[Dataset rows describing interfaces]
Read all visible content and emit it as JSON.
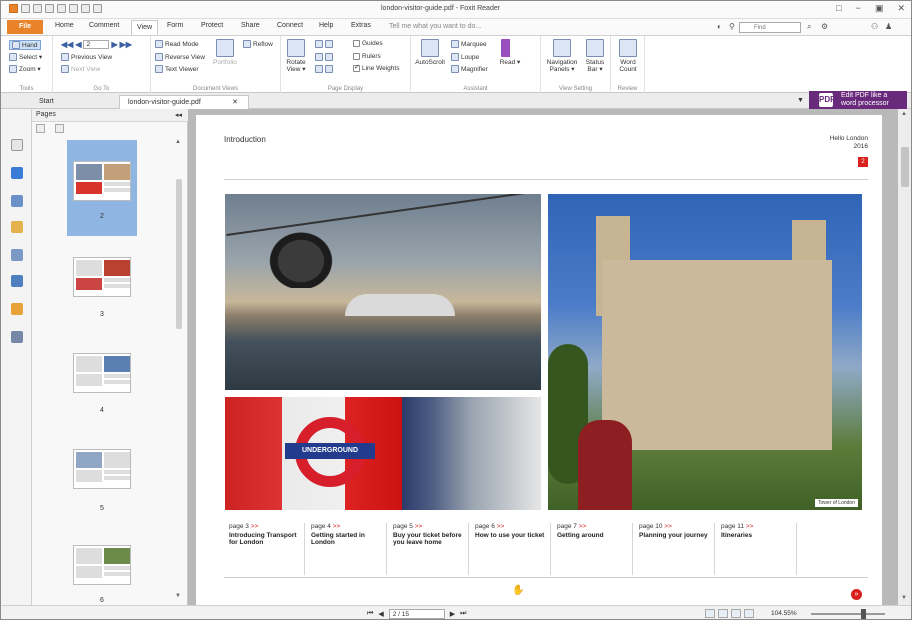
{
  "window": {
    "title": "london-visitor-guide.pdf - Foxit Reader",
    "controls": [
      "□",
      "−",
      "▣",
      "✕"
    ]
  },
  "menu": {
    "tabs": [
      "File",
      "Home",
      "Comment",
      "View",
      "Form",
      "Protect",
      "Share",
      "Connect",
      "Help",
      "Extras"
    ],
    "active": "View",
    "tell_me": "Tell me what you want to do...",
    "find_placeholder": "Find"
  },
  "ribbon": {
    "tools": {
      "hand": "Hand",
      "select": "Select ▾",
      "zoom": "Zoom ▾",
      "label": "Tools"
    },
    "goto": {
      "page_value": "2",
      "previous_view": "Previous View",
      "next_view": "Next View",
      "label": "Go To"
    },
    "document_views": {
      "read_mode": "Read Mode",
      "reverse_view": "Reverse View",
      "text_viewer": "Text Viewer",
      "portfolio": "Portfolio",
      "reflow": "Reflow",
      "label": "Document Views"
    },
    "page_display": {
      "rotate_view": "Rotate View ▾",
      "guides": "Guides",
      "rulers": "Rulers",
      "line_weights": "Line Weights",
      "label": "Page Display"
    },
    "assistant": {
      "autoscroll": "AutoScroll",
      "marquee": "Marquee",
      "loupe": "Loupe",
      "magnifier": "Magnifier",
      "read": "Read ▾",
      "label": "Assistant"
    },
    "view_setting": {
      "navigation_panels": "Navigation Panels ▾",
      "status_bar": "Status Bar ▾",
      "label": "View Setting"
    },
    "review": {
      "word_count": "Word Count",
      "label": "Review"
    }
  },
  "doc_tabs": [
    {
      "label": "Start"
    },
    {
      "label": "london-visitor-guide.pdf",
      "close": "✕"
    }
  ],
  "promo": {
    "mark": "PDF",
    "text": "Edit PDF like a word processor"
  },
  "pages_panel": {
    "title": "Pages",
    "collapse": "◂◂",
    "thumbnails": [
      {
        "number": "2",
        "selected": true
      },
      {
        "number": "3"
      },
      {
        "number": "4"
      },
      {
        "number": "5"
      },
      {
        "number": "6"
      }
    ]
  },
  "document": {
    "heading": "Introduction",
    "corner_line1": "Hello London",
    "corner_line2": "2016",
    "corner_num": "2",
    "tube_sign": "UNDERGROUND",
    "photo_caption": "Tower of London",
    "page_links": [
      {
        "page": "page 3",
        "arrow": ">>",
        "title": "Introducing Transport for London"
      },
      {
        "page": "page 4",
        "arrow": ">>",
        "title": "Getting started in London"
      },
      {
        "page": "page 5",
        "arrow": ">>",
        "title": "Buy your ticket before you leave home"
      },
      {
        "page": "page 6",
        "arrow": ">>",
        "title": "How to use your ticket"
      },
      {
        "page": "page 7",
        "arrow": ">>",
        "title": "Getting around"
      },
      {
        "page": "page 10",
        "arrow": ">>",
        "title": "Planning your journey"
      },
      {
        "page": "page 11",
        "arrow": ">>",
        "title": "Itineraries"
      }
    ],
    "bottom_icon_text": "✋",
    "bottom_circle": "»"
  },
  "status": {
    "page_indicator": "2 / 15",
    "zoom": "104.55%",
    "first": "⏮",
    "prev": "◀",
    "next": "▶",
    "last": "⏭"
  },
  "colors": {
    "file_tab": "#e8832a",
    "selected_thumb": "#8fb6e3",
    "promo": "#6a2a7c",
    "accent_red": "#d9201f"
  }
}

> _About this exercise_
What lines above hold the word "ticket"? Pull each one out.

> _Result_
        "title": "Buy your ticket before you leave home"
        "title": "How to use your ticket"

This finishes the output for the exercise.